Alain Ducasse Was The First Chef Ever To Set This Michelin Star Record

Michelin stars are an elusive yet coveted mark of culinary fame. While vague, the criteria is states that Michelin reviewers take into consideration the quality of ingredients used, cooking techniques, consistency, and how chefs express their own personality through presented dishes (via the Michelin Guide).

In an interview with Fine Dining Lovers, Michelin Guide's International Director Gwendal Poullennec provides advice for chefs chasing favorable reviews: "Most of the time the highest awards come when the chef and team focus on the client. They forget about the star and just produce an authentic experience." For Chef Alain Ducasse, such advice wasn't needed.

Born on a farm in Southwestern France, Ducasse entered the culinary world at a young age. When he was only 16 years old, Ducasse began working in restaurants (per Ducasse Paris). When he was 33, he received his first three-star Michelin rating for Le Louis XV, a French restaurant in Monte Carlo (via Harvard Business Review). Yet this was only the beginning.

Committed to memorable culinary experiences

"Everything counts, from the plate and what surrounds it, to the smile of the person who welcomes you, to the setting and table arts," Ducasse told Explore France, "We have to find just the right balance and harmony so that the meal stays etched in memory."

Michelin Guide Asia gave a behind the scenes look into one of Ducasse's restaurants: a "Cabinet of Curiosity" showcases plates selected by Ducasse himself, and the menu exemplifies Ducasse's belief in locally-sourced produce: seasonal dishes blend area-specific flavors with French technique (steamed foie gras, smoked lobster with eggplant and coriander, and French-style chocolate with buckwheat sorbet).

Ducasse's culinary prowess has earned him triple Michelin stars at three different restaurants in three different countries: Monaco, Paris, and London (via University of Houston). But while he currently holds the distinction of the most Michelin Stars in the world (an impressive 17 per 24/7 Wall St.), Ducasse's determination and grit may be even more impressive.
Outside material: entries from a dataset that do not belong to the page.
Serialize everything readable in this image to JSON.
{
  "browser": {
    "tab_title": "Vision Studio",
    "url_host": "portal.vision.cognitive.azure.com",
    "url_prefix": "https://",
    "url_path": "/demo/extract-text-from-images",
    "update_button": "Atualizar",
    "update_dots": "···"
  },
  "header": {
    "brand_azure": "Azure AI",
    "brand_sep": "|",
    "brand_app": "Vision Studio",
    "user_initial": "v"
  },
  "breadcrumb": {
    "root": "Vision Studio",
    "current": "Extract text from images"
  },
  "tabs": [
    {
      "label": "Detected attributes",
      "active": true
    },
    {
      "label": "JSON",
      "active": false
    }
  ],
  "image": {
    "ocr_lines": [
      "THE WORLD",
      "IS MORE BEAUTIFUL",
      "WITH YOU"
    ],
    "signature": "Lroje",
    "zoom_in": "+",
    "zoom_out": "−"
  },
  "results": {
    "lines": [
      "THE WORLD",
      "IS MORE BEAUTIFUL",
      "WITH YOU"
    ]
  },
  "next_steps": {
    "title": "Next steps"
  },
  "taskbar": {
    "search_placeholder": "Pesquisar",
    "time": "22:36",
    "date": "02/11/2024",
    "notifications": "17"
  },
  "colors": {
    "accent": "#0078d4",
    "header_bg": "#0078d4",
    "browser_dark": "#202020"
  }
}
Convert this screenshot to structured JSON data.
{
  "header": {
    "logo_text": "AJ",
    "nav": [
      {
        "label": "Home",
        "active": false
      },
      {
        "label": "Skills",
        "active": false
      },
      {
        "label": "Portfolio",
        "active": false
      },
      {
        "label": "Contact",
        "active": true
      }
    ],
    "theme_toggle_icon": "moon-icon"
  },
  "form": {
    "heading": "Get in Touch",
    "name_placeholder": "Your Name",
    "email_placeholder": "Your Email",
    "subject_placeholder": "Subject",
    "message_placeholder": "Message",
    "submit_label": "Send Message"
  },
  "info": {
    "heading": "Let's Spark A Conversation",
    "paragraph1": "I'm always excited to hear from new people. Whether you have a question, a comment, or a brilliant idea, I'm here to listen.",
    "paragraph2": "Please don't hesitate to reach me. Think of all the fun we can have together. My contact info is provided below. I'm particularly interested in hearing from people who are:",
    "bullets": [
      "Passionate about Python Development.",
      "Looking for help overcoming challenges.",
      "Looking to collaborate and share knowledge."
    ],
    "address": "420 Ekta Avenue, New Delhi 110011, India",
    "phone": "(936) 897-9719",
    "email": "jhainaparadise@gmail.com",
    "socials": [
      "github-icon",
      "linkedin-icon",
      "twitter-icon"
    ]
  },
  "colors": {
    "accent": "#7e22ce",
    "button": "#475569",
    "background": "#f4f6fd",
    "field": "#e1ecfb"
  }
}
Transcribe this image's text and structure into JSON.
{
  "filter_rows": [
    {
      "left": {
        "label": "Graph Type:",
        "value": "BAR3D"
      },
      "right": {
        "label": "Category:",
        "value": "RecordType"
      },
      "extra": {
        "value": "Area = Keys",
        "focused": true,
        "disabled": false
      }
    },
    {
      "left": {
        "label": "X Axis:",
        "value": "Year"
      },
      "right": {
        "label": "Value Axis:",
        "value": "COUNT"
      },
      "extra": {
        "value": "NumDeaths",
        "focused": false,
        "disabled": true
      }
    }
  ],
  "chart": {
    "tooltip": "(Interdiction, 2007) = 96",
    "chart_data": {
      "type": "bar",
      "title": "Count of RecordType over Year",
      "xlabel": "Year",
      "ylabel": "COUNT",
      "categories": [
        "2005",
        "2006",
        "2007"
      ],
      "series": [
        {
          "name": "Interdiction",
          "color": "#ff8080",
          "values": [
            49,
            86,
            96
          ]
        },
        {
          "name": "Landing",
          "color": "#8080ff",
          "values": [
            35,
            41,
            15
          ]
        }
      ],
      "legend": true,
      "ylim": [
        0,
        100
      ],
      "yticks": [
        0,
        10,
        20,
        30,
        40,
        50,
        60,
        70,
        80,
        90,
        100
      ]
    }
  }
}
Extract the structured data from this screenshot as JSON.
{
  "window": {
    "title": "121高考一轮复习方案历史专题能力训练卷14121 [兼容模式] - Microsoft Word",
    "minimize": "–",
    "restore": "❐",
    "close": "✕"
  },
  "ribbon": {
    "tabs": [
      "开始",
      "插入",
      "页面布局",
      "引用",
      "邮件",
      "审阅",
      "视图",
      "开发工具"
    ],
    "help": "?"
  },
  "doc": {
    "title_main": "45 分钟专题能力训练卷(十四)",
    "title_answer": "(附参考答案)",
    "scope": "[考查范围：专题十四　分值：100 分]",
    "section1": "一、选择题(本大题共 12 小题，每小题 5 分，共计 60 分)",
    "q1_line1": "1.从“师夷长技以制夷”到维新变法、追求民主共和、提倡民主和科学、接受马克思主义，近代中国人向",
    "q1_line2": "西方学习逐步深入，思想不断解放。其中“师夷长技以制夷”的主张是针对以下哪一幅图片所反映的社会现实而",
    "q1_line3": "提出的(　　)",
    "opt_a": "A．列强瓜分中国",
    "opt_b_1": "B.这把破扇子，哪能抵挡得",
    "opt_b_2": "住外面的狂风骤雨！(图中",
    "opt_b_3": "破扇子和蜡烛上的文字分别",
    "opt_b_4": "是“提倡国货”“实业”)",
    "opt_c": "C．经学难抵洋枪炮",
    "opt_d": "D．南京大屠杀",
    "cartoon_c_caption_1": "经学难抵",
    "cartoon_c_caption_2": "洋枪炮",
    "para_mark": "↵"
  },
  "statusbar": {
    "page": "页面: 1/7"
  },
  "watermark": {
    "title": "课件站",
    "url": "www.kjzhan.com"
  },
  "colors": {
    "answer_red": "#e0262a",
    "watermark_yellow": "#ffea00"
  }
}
In 1984, Ducasse was the lone survivor of an airplane crash, and, though injured, he remained focused on creating memorable dining experiences for guests around the world (per The Staff Canteen).